5) It should never cease to strike us that Jesus’ signature line after a healing is not, “Come follow me, for I have healed you” – but rather, “Go; your faith has made you well” (Mark 10:52). So far from pointing toward himself as the great and powerful healer, Jesus instead describes the event as emanating primarily from Bartimaeus’ audacious, humble, open-hearted faith.
6) And this audacity, please note, continues: though Jesus tells him to “Go,” Bartimaeus instead decides to come along, following Jesus on the Way, the Truth, and the Life – even though they’re just a day’s journey from the coming showdown in Jerusalem.
1) This is a good week to explore what “faith” looks and feels like in practice. In Mark, “faith” is typically a synonym for courage (see, e.g., Mark 5:36), a form of chutzpah or audacity, and this week’s story is no exception: Bartimaeus boldly calls out to Jesus; refuses to be silent, even if it rankles the imperial authorities; leaves behind his possessions; asks forthrightly for healing and insight; and follows Jesus all the way to Jerusalem. For Mark, he is nothing less than the model disciple, bold, discerning, humble, and direct. A consummate “outsider,” Bartimaeus outshines the “insiders” in Jesus’ entourage. As Mark tells it, he is “the last” disciple to join the fold – and as we heard Jesus say just a few verses ago, “the last will be first…” (Mark 10:31).
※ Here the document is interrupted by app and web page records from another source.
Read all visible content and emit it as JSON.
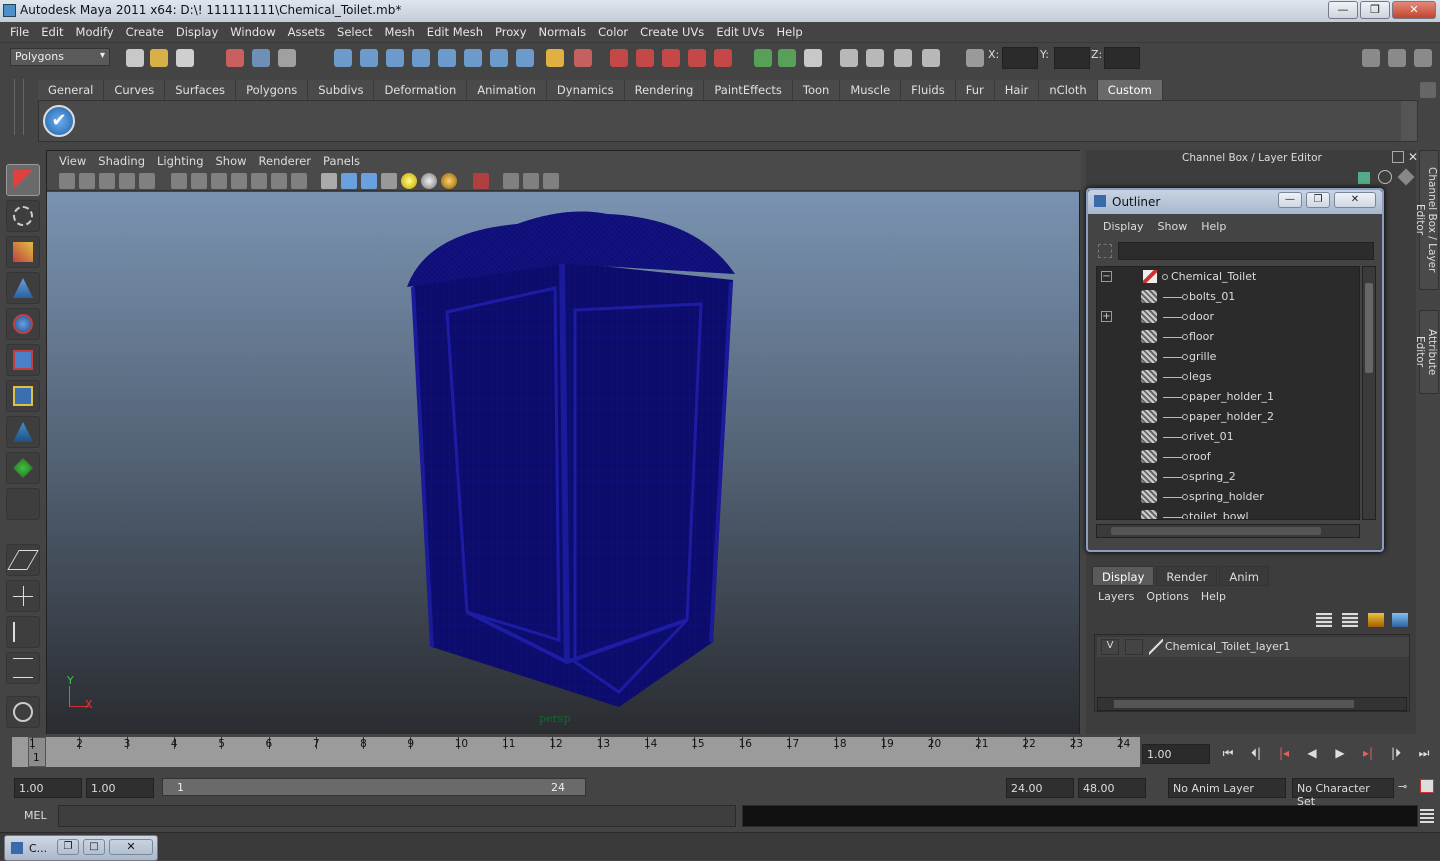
{
  "window": {
    "title": "Autodesk Maya 2011 x64: D:\\! 111111111\\Chemical_Toilet.mb*"
  },
  "menubar": [
    "File",
    "Edit",
    "Modify",
    "Create",
    "Display",
    "Window",
    "Assets",
    "Select",
    "Mesh",
    "Edit Mesh",
    "Proxy",
    "Normals",
    "Color",
    "Create UVs",
    "Edit UVs",
    "Help"
  ],
  "status": {
    "mode": "Polygons",
    "x_label": "X:",
    "y_label": "Y:",
    "z_label": "Z:"
  },
  "shelf_tabs": [
    "General",
    "Curves",
    "Surfaces",
    "Polygons",
    "Subdivs",
    "Deformation",
    "Animation",
    "Dynamics",
    "Rendering",
    "PaintEffects",
    "Toon",
    "Muscle",
    "Fluids",
    "Fur",
    "Hair",
    "nCloth",
    "Custom"
  ],
  "shelf_active": "Custom",
  "viewport": {
    "menu": [
      "View",
      "Shading",
      "Lighting",
      "Show",
      "Renderer",
      "Panels"
    ],
    "camera_label": "persp",
    "axis_y": "Y",
    "axis_x": "X",
    "wire_color": "#0d0d7a"
  },
  "channel_box_title": "Channel Box / Layer Editor",
  "side_tabs": [
    "Channel Box / Layer Editor",
    "Attribute Editor"
  ],
  "outliner": {
    "title": "Outliner",
    "menu": [
      "Display",
      "Show",
      "Help"
    ],
    "root": "Chemical_Toilet",
    "items": [
      "bolts_01",
      "door",
      "floor",
      "grille",
      "legs",
      "paper_holder_1",
      "paper_holder_2",
      "rivet_01",
      "roof",
      "spring_2",
      "spring_holder",
      "toilet_bowl"
    ]
  },
  "layer_editor": {
    "tabs": [
      "Display",
      "Render",
      "Anim"
    ],
    "active_tab": "Display",
    "menu": [
      "Layers",
      "Options",
      "Help"
    ],
    "layer_visible": "V",
    "layer_name": "Chemical_Toilet_layer1"
  },
  "timeline": {
    "ticks": [
      "1",
      "2",
      "3",
      "4",
      "5",
      "6",
      "7",
      "8",
      "9",
      "10",
      "11",
      "12",
      "13",
      "14",
      "15",
      "16",
      "17",
      "18",
      "19",
      "20",
      "21",
      "22",
      "23",
      "24"
    ],
    "current_marker": "1",
    "current_time": "1.00"
  },
  "range": {
    "start_time": "1.00",
    "start_playback": "1.00",
    "slider_start": "1",
    "slider_end": "24",
    "end_playback": "24.00",
    "end_time": "48.00",
    "anim_layer": "No Anim Layer",
    "character_set": "No Character Set"
  },
  "command_line": {
    "label": "MEL"
  },
  "taskbar": {
    "label": "C..."
  }
}
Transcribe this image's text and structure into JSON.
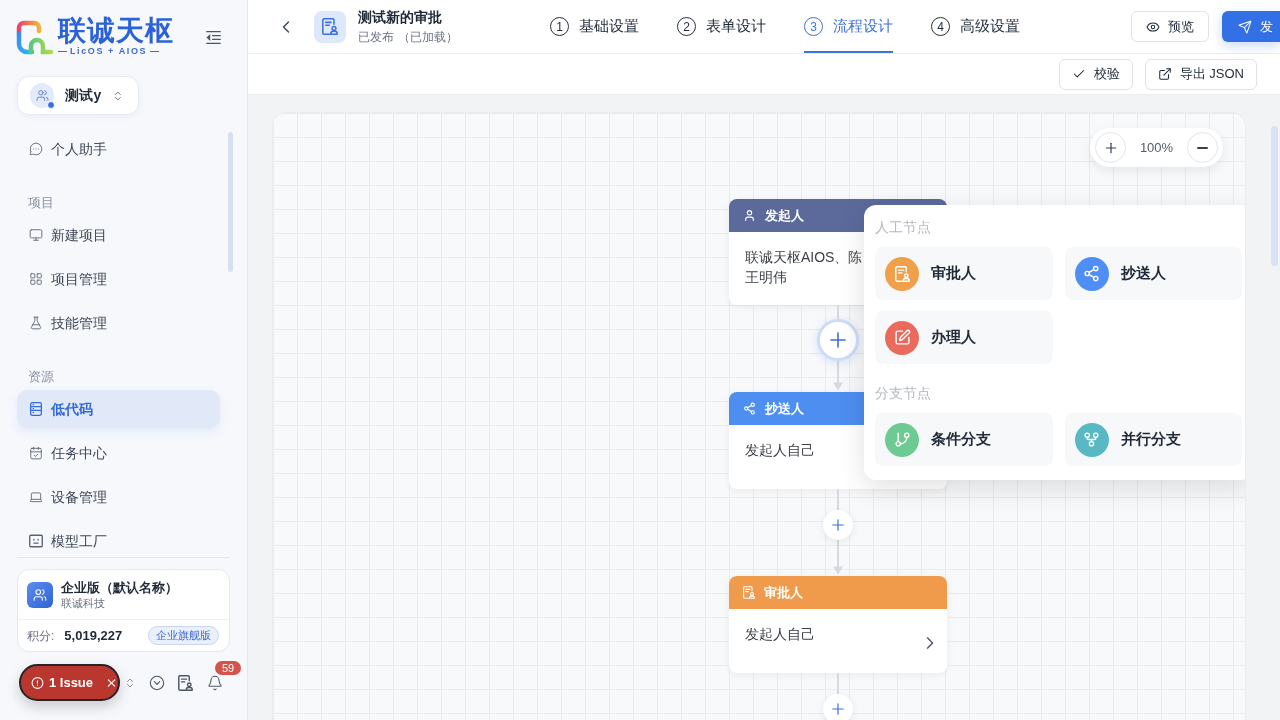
{
  "sidebar": {
    "logo": {
      "name": "联诚天枢",
      "tagline": "LicOS + AIOS"
    },
    "workspace": {
      "name": "测试y"
    },
    "nav": [
      {
        "kind": "item",
        "label": "个人助手",
        "selected": false
      },
      {
        "kind": "section",
        "label": "项目"
      },
      {
        "kind": "item",
        "label": "新建项目",
        "selected": false
      },
      {
        "kind": "item",
        "label": "项目管理",
        "selected": false
      },
      {
        "kind": "item",
        "label": "技能管理",
        "selected": false
      },
      {
        "kind": "section",
        "label": "资源"
      },
      {
        "kind": "item",
        "label": "低代码",
        "selected": true
      },
      {
        "kind": "item",
        "label": "任务中心",
        "selected": false
      },
      {
        "kind": "item",
        "label": "设备管理",
        "selected": false
      },
      {
        "kind": "item",
        "label": "模型工厂",
        "selected": false
      }
    ],
    "org_card": {
      "name": "企业版（默认名称）",
      "company": "联诚科技",
      "points_label": "积分:",
      "points": "5,019,227",
      "plan": "企业旗舰版"
    },
    "dev_bar": {
      "issue": "1 Issue",
      "notification_count": "59"
    }
  },
  "header": {
    "title": "测试新的审批",
    "status": "已发布",
    "load_state": "（已加载）",
    "steps": [
      {
        "number": "1",
        "label": "基础设置",
        "selected": false
      },
      {
        "number": "2",
        "label": "表单设计",
        "selected": false
      },
      {
        "number": "3",
        "label": "流程设计",
        "selected": true
      },
      {
        "number": "4",
        "label": "高级设置",
        "selected": false
      }
    ],
    "actions": [
      {
        "kind": "secondary",
        "label": "预览"
      },
      {
        "kind": "primary",
        "label": "发"
      }
    ]
  },
  "toolbar": {
    "buttons": [
      {
        "label": "校验"
      },
      {
        "label": "导出 JSON"
      }
    ]
  },
  "canvas": {
    "zoom": "100%",
    "nodes": [
      {
        "kind": "initiator",
        "title": "发起人",
        "color": "#5b6a9b",
        "lines": [
          "联诚天枢AIOS、陈",
          "王明伟"
        ]
      },
      {
        "kind": "cc",
        "title": "抄送人",
        "color": "#4e8ef1",
        "lines": [
          "发起人自己"
        ]
      },
      {
        "kind": "approver",
        "title": "审批人",
        "color": "#f09a4c",
        "lines": [
          "发起人自己"
        ],
        "chevron": true
      }
    ],
    "connectors": [
      {
        "selected": true
      },
      {
        "selected": false
      },
      {
        "selected": false
      }
    ],
    "add_menu": {
      "groups": [
        {
          "title": "人工节点",
          "items": [
            {
              "kind": "approver",
              "label": "审批人",
              "color": "#f0a04b"
            },
            {
              "kind": "cc",
              "label": "抄送人",
              "color": "#4f8ef7"
            },
            {
              "kind": "handler",
              "label": "办理人",
              "color": "#ea6a5e"
            }
          ]
        },
        {
          "title": "分支节点",
          "items": [
            {
              "kind": "condition",
              "label": "条件分支",
              "color": "#6dca92"
            },
            {
              "kind": "parallel",
              "label": "并行分支",
              "color": "#58b9c4"
            }
          ]
        }
      ]
    }
  }
}
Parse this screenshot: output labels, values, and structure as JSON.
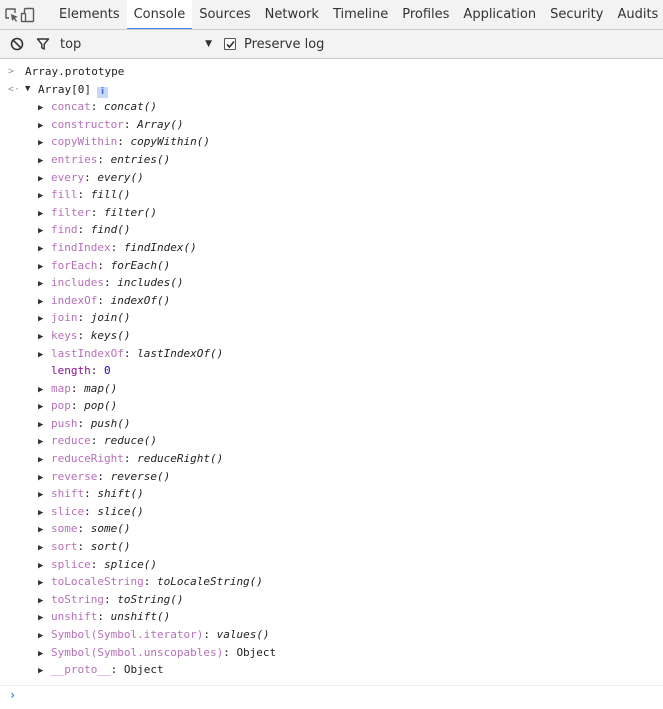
{
  "tabs": [
    {
      "label": "Elements",
      "active": false
    },
    {
      "label": "Console",
      "active": true
    },
    {
      "label": "Sources",
      "active": false
    },
    {
      "label": "Network",
      "active": false
    },
    {
      "label": "Timeline",
      "active": false
    },
    {
      "label": "Profiles",
      "active": false
    },
    {
      "label": "Application",
      "active": false
    },
    {
      "label": "Security",
      "active": false
    },
    {
      "label": "Audits",
      "active": false
    }
  ],
  "toolbar": {
    "context": "top",
    "preserve_log_label": "Preserve log",
    "preserve_log_checked": true
  },
  "console": {
    "input": "Array.prototype",
    "result_head": "Array[0]",
    "info_badge": "i",
    "props": [
      {
        "key": "concat",
        "value": "concat()",
        "kind": "fn",
        "expandable": true
      },
      {
        "key": "constructor",
        "value": "Array()",
        "kind": "fn",
        "expandable": true
      },
      {
        "key": "copyWithin",
        "value": "copyWithin()",
        "kind": "fn",
        "expandable": true
      },
      {
        "key": "entries",
        "value": "entries()",
        "kind": "fn",
        "expandable": true
      },
      {
        "key": "every",
        "value": "every()",
        "kind": "fn",
        "expandable": true
      },
      {
        "key": "fill",
        "value": "fill()",
        "kind": "fn",
        "expandable": true
      },
      {
        "key": "filter",
        "value": "filter()",
        "kind": "fn",
        "expandable": true
      },
      {
        "key": "find",
        "value": "find()",
        "kind": "fn",
        "expandable": true
      },
      {
        "key": "findIndex",
        "value": "findIndex()",
        "kind": "fn",
        "expandable": true
      },
      {
        "key": "forEach",
        "value": "forEach()",
        "kind": "fn",
        "expandable": true
      },
      {
        "key": "includes",
        "value": "includes()",
        "kind": "fn",
        "expandable": true
      },
      {
        "key": "indexOf",
        "value": "indexOf()",
        "kind": "fn",
        "expandable": true
      },
      {
        "key": "join",
        "value": "join()",
        "kind": "fn",
        "expandable": true
      },
      {
        "key": "keys",
        "value": "keys()",
        "kind": "fn",
        "expandable": true
      },
      {
        "key": "lastIndexOf",
        "value": "lastIndexOf()",
        "kind": "fn",
        "expandable": true
      },
      {
        "key": "length",
        "value": "0",
        "kind": "num",
        "expandable": false
      },
      {
        "key": "map",
        "value": "map()",
        "kind": "fn",
        "expandable": true
      },
      {
        "key": "pop",
        "value": "pop()",
        "kind": "fn",
        "expandable": true
      },
      {
        "key": "push",
        "value": "push()",
        "kind": "fn",
        "expandable": true
      },
      {
        "key": "reduce",
        "value": "reduce()",
        "kind": "fn",
        "expandable": true
      },
      {
        "key": "reduceRight",
        "value": "reduceRight()",
        "kind": "fn",
        "expandable": true
      },
      {
        "key": "reverse",
        "value": "reverse()",
        "kind": "fn",
        "expandable": true
      },
      {
        "key": "shift",
        "value": "shift()",
        "kind": "fn",
        "expandable": true
      },
      {
        "key": "slice",
        "value": "slice()",
        "kind": "fn",
        "expandable": true
      },
      {
        "key": "some",
        "value": "some()",
        "kind": "fn",
        "expandable": true
      },
      {
        "key": "sort",
        "value": "sort()",
        "kind": "fn",
        "expandable": true
      },
      {
        "key": "splice",
        "value": "splice()",
        "kind": "fn",
        "expandable": true
      },
      {
        "key": "toLocaleString",
        "value": "toLocaleString()",
        "kind": "fn",
        "expandable": true
      },
      {
        "key": "toString",
        "value": "toString()",
        "kind": "fn",
        "expandable": true
      },
      {
        "key": "unshift",
        "value": "unshift()",
        "kind": "fn",
        "expandable": true
      },
      {
        "key": "Symbol(Symbol.iterator)",
        "value": "values()",
        "kind": "fn",
        "expandable": true
      },
      {
        "key": "Symbol(Symbol.unscopables)",
        "value": "Object",
        "kind": "obj",
        "expandable": true
      },
      {
        "key": "__proto__",
        "value": "Object",
        "kind": "obj",
        "expandable": true
      }
    ]
  },
  "colors": {
    "accent": "#3e82f7",
    "key": "#881391",
    "number": "#1c00cf",
    "prompt": "#367cf1"
  }
}
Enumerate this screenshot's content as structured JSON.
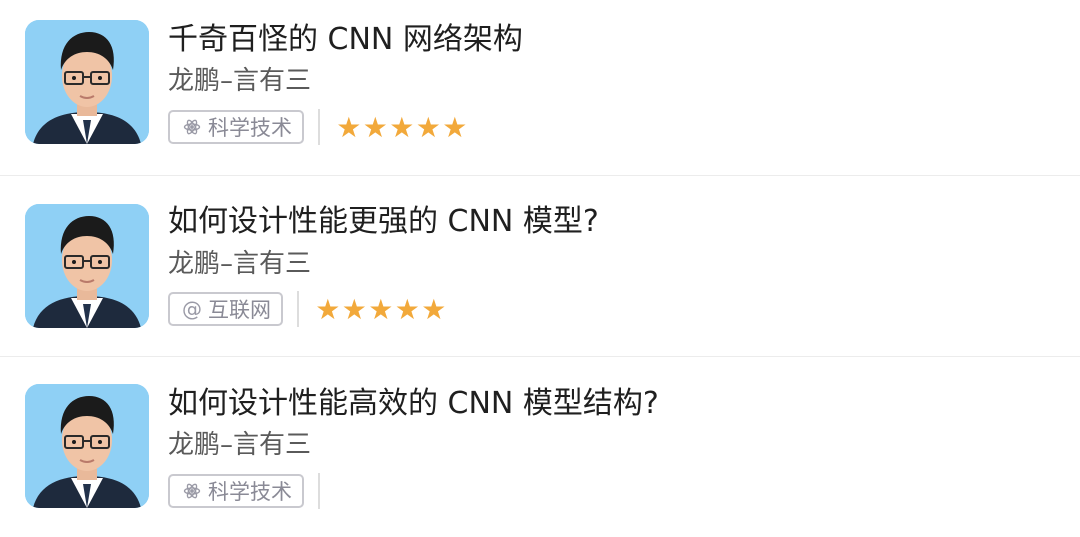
{
  "articles": [
    {
      "title": "千奇百怪的 CNN 网络架构",
      "author": "龙鹏–言有三",
      "tag": {
        "icon": "atom-icon",
        "label": "科学技术"
      },
      "rating": 5
    },
    {
      "title": "如何设计性能更强的 CNN 模型?",
      "author": "龙鹏–言有三",
      "tag": {
        "icon": "at-icon",
        "label": "互联网"
      },
      "rating": 5
    },
    {
      "title": "如何设计性能高效的 CNN 模型结构?",
      "author": "龙鹏–言有三",
      "tag": {
        "icon": "atom-icon",
        "label": "科学技术"
      },
      "rating": null
    }
  ],
  "colors": {
    "star": "#f2a93b",
    "avatar_bg": "#8fd0f5",
    "tag_border": "#c9c9cf"
  }
}
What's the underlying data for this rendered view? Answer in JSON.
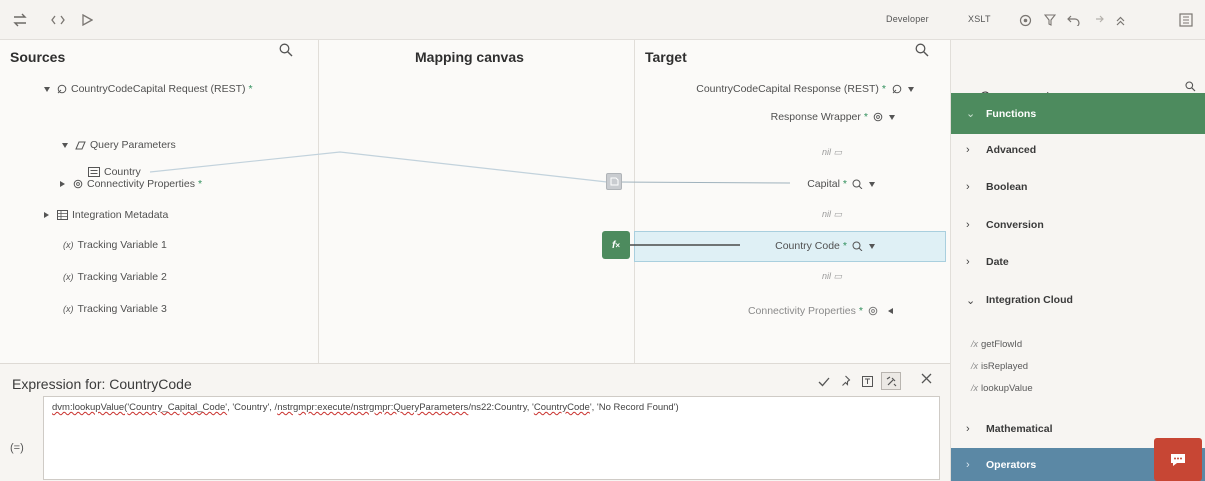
{
  "toolbar": {
    "left_icons": [
      "swap-icon",
      "code-icon",
      "play-icon"
    ],
    "mode_label": "Developer",
    "xslt_label": "XSLT",
    "right_icons": [
      "target-icon",
      "filter-icon",
      "undo-icon",
      "redo-icon",
      "collapse-icon",
      "panel-icon"
    ]
  },
  "sources": {
    "title": "Sources",
    "items": [
      {
        "label": "CountryCodeCapital Request (REST)",
        "star": "*"
      },
      {
        "label": "Query Parameters"
      },
      {
        "label": "Country"
      },
      {
        "label": "Connectivity Properties",
        "star": "*"
      },
      {
        "label": "Integration Metadata"
      },
      {
        "label": "Tracking Variable 1"
      },
      {
        "label": "Tracking Variable 2"
      },
      {
        "label": "Tracking Variable 3"
      }
    ]
  },
  "canvas": {
    "title": "Mapping canvas",
    "fx_label": "f"
  },
  "target": {
    "title": "Target",
    "items": [
      {
        "label": "CountryCodeCapital Response (REST)",
        "star": "*"
      },
      {
        "label": "Response Wrapper",
        "star": "*"
      },
      {
        "label": "nil"
      },
      {
        "label": "Capital",
        "star": "*"
      },
      {
        "label": "nil"
      },
      {
        "label": "Country Code",
        "star": "*"
      },
      {
        "label": "nil"
      },
      {
        "label": "Connectivity Properties",
        "star": "*"
      }
    ]
  },
  "expression": {
    "title": "Expression for: CountryCode",
    "side_label": "(=)",
    "text_parts": [
      "dvm:lookupValue(",
      "'Country_Capital_Code'",
      ", 'Country', /",
      "nstrgmpr:execute/nstrgmpr:QueryParameters",
      "/ns22:Country, '",
      "CountryCode",
      "', 'No Record Found')"
    ]
  },
  "components": {
    "title": "Components",
    "functions_label": "Functions",
    "categories": [
      "Advanced",
      "Boolean",
      "Conversion",
      "Date",
      "Integration Cloud",
      "Mathematical"
    ],
    "functions": [
      "getFlowId",
      "isReplayed",
      "lookupValue"
    ],
    "operators_label": "Operators"
  },
  "colors": {
    "accent_green": "#4d8b5e",
    "operators_blue": "#5b88a5",
    "chat_red": "#c74634",
    "highlight_row": "#dff0f5"
  }
}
2) Likewise, this a perfect week to reflect on what “healing” means in Christian life. As this story suggests, healing can have as much – or more – to do with how we “see” or understand the world as with any physical cure. And likewise, according to Jesus’ signature description of healing, God’s restorative power typically comes “up from within,” not “down from without.” Our faith – which is to say, our bold and humble courage – is both a gracious gift of God and a vital source of our everyday wellbeing. Accordingly, again and again, Jesus calls us to “take heart” and believe – and at the same time, to step forward and play an active role in our own ongoing restoration: What do you want me to do for you? (Mark 10:49-51).